Our planting calendar is customized to your nearest weather station in order to give you the most accurate information possible.Average frost dates are based on historical weather data and are the planting guideline used by most gardeners.Although frost dates are a good way to know approximately when to start gardening, always check a local forecast before planting outdoors!Average frost dates are based on historical weather data and are the planting guideline used by most gardeners.Although frost dates are a good way to know approximately when to start gardening, always check a local forecast before planting outdoors!Starting seeds indoors also provides young, tender plants a chance to grow in a stable, controlled environment.Outdoors, the unpredictability of rain, drought, frost, low and high temperatures, sunlight, and pests and diseases can take a toll on young plants, especially when they're just getting started.Indoors, you can control these elements to maximize your plants' early growth and give them the best shot at thriving when they are eventually transplanted outdoors.This gives the plants plenty of time to grow large and healthy enough to survive their eventual transplanting to the garden.These include tender vegetables such as tomatoes, peppers, and eggplant, as well as crops with a long growing season, like broccoli, cauliflower, and brussels sprouts.Planting in late summer for a fall harvest has many benefits (soil is already warm, temperatures are cooler, fewer pests).Warm-weather veggies like beans, corn, squashes, pumpkins, cucumbers, cantaloupe, and watermelons are all sown directly into the ground.Cole crops like broccoli, cauliflower, kale, and cabbage could be direct seeded, but because of the heat of mid- and late summer, it's better to start them indoors and then transplant them into the garden.If it's not yet warm enough to plant outdoors, transplant the seedlings to larger plastic or peat pots indoors and continue care.If outdoor conditions allow, start hardening off your seedlings approximately one week before your last frost date, then transplant them into the garden.Plant annual flowers and vegetables that bear crops above ground during the light, or waxing, of the Moon. .
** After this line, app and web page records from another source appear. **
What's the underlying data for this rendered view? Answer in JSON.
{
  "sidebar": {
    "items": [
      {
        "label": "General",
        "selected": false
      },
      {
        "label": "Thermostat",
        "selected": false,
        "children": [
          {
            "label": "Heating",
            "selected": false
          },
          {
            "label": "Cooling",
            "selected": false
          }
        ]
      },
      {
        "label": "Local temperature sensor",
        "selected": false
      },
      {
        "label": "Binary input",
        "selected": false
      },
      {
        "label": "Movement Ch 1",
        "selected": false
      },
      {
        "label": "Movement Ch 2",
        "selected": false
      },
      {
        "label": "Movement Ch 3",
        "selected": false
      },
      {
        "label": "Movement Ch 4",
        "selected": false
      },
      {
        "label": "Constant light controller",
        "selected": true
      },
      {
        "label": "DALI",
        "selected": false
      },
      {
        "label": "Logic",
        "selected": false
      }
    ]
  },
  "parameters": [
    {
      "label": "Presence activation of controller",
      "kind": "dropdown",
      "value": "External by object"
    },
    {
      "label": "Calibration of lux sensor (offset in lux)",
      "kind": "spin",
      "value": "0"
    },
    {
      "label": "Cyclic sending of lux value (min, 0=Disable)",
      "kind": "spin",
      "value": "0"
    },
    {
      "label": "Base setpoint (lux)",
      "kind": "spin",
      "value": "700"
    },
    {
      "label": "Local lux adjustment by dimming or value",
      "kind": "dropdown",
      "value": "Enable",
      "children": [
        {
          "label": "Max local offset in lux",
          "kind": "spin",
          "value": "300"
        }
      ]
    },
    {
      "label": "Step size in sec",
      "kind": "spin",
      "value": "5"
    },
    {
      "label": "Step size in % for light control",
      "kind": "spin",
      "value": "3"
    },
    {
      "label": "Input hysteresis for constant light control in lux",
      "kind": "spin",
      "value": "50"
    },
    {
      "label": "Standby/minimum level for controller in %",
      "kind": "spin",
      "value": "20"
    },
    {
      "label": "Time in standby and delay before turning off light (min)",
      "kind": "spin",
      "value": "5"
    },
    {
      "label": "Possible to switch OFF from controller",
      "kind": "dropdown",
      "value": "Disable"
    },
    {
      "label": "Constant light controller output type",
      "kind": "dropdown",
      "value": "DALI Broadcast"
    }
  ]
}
Mike Brant's tips and tricks to growing zucchini
Over the years, I've grown a variety of different veggies and fruits including tomatoes, green beans, peppers, peas, lettuce, corn, cucumbers and more. .
5 Tips for Growing Great Zucchini
Unlike most moths, though, these fly during daylight hours and lay eggs at the base of susceptible plants.If there are no zucchini plants in your garden, there is no reason for the vine borer moth to stop by and lay her eggs.You can also add row covers to prevent the adults from laying eggs on the zucchini, but you'll need to hand-pollinate the flowers. .
How to Grow Zucchini
Plentiful and consistent moisture is needed from the time plants emerge until fruits begin to fill out.Direct seed ½ to 1 inch deep into hills (which warm and drain earlier in the season) or rows.For extra early crops, start inside in 2- to 3-inch pots or cells 3 to 4 weeks before transplanting outside.To hasten first harvest by as much as 2 weeks, use black plastic mulch to warm soil before direct seeding or transplanting.Early fruits are sometimes wrinkled, turn black or rot due to poor pollination.Mounding soil around the base of the plants can discourage squash borers from laying eggs. .
Anyone Can Garden with These 5 Easy-to-Grow Vegetables |
We think the answer is A, and not just because we’ve got a stake in the world of New Jersey garden supply.With a little bit of water and a good amount of light, they’ll yield plenty of fruit all summer.But trying fresh, garden grown lettuce will quickly cure you of that notion.And lettuce – and other salad greens like spinach or arugula – is easy to grow and harvest.Just be sure to pick lettuce in the morning, after the plants have spent the night absorbing water.Don’t wait too long to harvest: lettuce won’t do well in hot weather.Visit your local New Jersey garden supply center for more advice.They’ll need a lot of moisture, and grow in warmer soil, making them the perfect vegetable for people who wait to the last minute to start planting.Visit one of our three locations today, and our team will be happy to help guide you through the world of gardening. .